The race against the clock to find the right formula for a cease-fire reached a crossroads Monday night: Decision-makers in Jerusalem and Gaza were weighing the pros and cons of the Egyptian-mediated draft agreement calling for an immediate end to hostilities followed by further talks on a long-term lull.
Israel seemed to warm up to the proposal, saying "quiet will be met with quiet," both now and later. Because of what Israeli leaders call a "severe blow to Hamas and its assets," the organization's reaction was also positive, and it was even ready to commit to having the other armed groups in the Gaza Strip abide by the emerging cease-fire. That said, Hamas has so far refused to back down from the demands it had set for a long-term cease-fire. Among them: a clear Israeli commitment to stop targeting its leadership, an end to the naval blockade and an opening of the Rafah crossing point in a way that allows an unrestricted flow of goods.
The Hamas negotiating team is two-pronged: The political echelon is represented by political bureau chief Khaled Mashaal and Hamas Prime Minister Ismail Haniyeh; the military wing is represented by Mohammed Deif (who is still officially one of its leaders despite being crippled by an assassination attempt) and Marwan Issa (who has become the acting head of the military wing in the wake of Ahmed Jabari's assassination last week).

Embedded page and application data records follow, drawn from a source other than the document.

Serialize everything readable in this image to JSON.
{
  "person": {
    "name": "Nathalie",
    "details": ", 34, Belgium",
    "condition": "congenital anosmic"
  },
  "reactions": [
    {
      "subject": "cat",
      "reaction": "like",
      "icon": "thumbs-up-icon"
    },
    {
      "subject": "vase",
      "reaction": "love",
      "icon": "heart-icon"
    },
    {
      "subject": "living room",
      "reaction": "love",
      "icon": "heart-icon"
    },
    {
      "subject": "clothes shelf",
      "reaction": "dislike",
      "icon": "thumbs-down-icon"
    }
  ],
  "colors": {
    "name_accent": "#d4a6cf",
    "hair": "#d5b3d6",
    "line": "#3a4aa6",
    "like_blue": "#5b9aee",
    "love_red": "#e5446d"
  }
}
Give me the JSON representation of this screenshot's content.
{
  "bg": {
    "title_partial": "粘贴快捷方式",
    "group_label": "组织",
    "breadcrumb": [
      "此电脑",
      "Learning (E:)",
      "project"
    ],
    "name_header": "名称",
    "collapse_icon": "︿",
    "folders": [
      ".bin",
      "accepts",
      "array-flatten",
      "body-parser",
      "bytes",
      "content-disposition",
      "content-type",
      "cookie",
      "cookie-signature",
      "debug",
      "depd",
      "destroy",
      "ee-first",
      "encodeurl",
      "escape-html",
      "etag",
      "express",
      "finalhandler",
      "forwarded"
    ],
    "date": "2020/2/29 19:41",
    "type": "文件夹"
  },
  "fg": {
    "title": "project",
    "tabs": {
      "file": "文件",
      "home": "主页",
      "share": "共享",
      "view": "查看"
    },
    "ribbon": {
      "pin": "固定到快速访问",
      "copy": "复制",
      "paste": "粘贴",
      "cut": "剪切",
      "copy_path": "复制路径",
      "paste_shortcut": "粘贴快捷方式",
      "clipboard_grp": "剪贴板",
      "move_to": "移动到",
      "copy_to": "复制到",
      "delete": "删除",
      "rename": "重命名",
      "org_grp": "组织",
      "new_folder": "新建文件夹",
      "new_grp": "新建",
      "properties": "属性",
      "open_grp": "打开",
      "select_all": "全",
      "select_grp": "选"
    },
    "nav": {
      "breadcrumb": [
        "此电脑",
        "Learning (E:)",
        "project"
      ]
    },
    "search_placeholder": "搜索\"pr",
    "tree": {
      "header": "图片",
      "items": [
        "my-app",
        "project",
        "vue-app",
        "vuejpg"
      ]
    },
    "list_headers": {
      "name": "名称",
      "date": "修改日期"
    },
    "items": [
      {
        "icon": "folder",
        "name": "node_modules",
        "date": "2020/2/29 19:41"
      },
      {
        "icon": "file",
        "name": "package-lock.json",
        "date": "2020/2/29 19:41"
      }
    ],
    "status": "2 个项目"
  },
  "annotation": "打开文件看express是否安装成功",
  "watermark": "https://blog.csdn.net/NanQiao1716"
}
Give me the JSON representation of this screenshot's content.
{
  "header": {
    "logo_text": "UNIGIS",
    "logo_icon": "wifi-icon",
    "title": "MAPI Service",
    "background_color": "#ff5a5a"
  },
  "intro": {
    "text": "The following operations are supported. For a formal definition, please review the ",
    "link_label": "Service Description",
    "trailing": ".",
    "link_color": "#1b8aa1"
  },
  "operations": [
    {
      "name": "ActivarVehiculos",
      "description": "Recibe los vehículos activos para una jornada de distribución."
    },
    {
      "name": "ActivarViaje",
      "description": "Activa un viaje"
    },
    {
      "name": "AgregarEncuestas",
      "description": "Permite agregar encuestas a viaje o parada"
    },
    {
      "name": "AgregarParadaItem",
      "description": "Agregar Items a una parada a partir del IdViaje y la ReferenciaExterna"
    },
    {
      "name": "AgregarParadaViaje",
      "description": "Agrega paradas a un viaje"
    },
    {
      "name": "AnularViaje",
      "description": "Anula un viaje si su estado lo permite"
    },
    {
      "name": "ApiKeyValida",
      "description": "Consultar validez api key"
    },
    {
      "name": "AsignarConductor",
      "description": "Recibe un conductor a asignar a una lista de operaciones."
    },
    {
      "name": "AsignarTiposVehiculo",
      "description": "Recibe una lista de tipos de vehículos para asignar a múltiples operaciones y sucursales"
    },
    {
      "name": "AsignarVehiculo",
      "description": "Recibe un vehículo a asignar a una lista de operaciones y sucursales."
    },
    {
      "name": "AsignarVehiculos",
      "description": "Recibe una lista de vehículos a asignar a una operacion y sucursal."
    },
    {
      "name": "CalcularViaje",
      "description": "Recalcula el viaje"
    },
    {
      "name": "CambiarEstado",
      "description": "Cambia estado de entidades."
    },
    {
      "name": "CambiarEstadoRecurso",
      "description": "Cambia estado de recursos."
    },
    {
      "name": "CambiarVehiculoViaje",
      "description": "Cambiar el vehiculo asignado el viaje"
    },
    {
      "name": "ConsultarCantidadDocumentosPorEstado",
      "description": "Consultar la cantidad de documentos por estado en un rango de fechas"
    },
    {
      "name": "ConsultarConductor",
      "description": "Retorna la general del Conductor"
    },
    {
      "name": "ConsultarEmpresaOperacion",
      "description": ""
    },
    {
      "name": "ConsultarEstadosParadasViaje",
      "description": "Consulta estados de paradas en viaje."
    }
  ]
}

Israeli negotiators were holed up most of the day in a nearby room in Cairo on Monday, reporting directly to Prime Minister Benjamin Netanyahu.
They communicated with their Palestinian counterparts via Egyptian intelligence officials, in a way that is strikingly similar to the talks over the release of captive soldier Gilad Schalit last year, which culminated with the two sides agreeing on a prisoner swap. But unlike that exchange, international power brokers are actively working the two sides from behind the scenes. Among the players are the U.S. (President Barack Obama talked with Egyptian President Mohammed Morsi on Monday), the European Union, the Arab League, Turkey (Foreign Minister Ahmet Davutoğlu will arrive in the Gaza Strip on Tuesday) and U.N. Secretary-General Ban Ki-moon (who arrived in Cairo on Monday and will proceed to Israel on Tuesday).
While this international wheeling and dealing should ostensibly help Hamas by stopping Israel from launching its ground offensive, Israel has just as much to gain from this activity, as it offers the Jewish state a face-saving solution that would spare it from a ground campaign that enjoys little support among the political class. But even more importantly, if the international community manages to broker a cease-fire, its breach, whether by Hamas or some other group that fires rockets on Israel, will have broken a promise made toward the West and the Arab World, creating legitimacy for Israeli action.
In other words, the unofficial truce that appears to be in the works in Cairo will serve as the foundation for the next IDF campaign. The agreement will try to make it very hard for terrorists to act against Israel from the Gaza Strip and will provide Israel with significant international backing. Israel will still have to grapple with dilemmas, such as whether to engage in pre-emptive action and assassinate would-be perpetrators when there is actionable intelligence of an imminent terrorist attack, but even in such scenarios, the deterrence that Israel established in this campaign (which security officials says is much greater than it appears) would help.
This increased deterrence is a result of the severe blow Hamas was dealt in the first six days of fighting: the assassination of military wing commander Ahmed Jabari, the taking out of the Fajr rockets and Hamas' unmanned aerial vehicle units and the targeting of the organization's command and control apparatus; the destruction of hundreds of launchers and dozens of tunnels, and the past two days' strikes on its command posts and government buildings. These actions, along with the killing of dozens of terrorists, came as a strategic surprise. The organization will most likely engage in some extensive soul-searching in light of this bitter experience.
While the organization is likely to claim it successfully outlasted the Israeli assault, behind the scenes it will lick its wounds and try to rehabilitate. It would have little time, or appetite, for another military adventure with Israel.
But make no mistake: There will not be a Hamas surrender. While it clearly wants to end the fighting and avoid an Israeli ground campaign, it is ready for a protracted battle. It still has thousands of rockets. While these are mostly short-range projectiles, they can make the lives of Israelis in the south miserable for days on end.
While the Israel Air Force has managed to severely curtail the rocket-launching activity (Saturday saw 245 launches, Sunday 151 and Monday “only” 121), this comes with a price. The targets are fast encroaching on the civilian population and have made it increasingly likely that noncombatants would be in harm’s way. This could complicate Israel's situation on the world stage.
In light of all this, Israel has yet to launch its ground campaign. If there is no progress on a cease-fire (or if it unravels after a few days), it may reconsider and eventually decide to go ahead with the invasion. The IDF reservists will have to wait a day or two to allow a proper assessment. The two sides are going to fight until the final whistle is blown, and until that happens, we might see some surprises (as the IDF spokesman said on Monday). This could be in the form of a deadly attack on Israelis or the assassination of top Palestinian operatives. Both scenarios might make all hell break loose and have both sides continue fighting.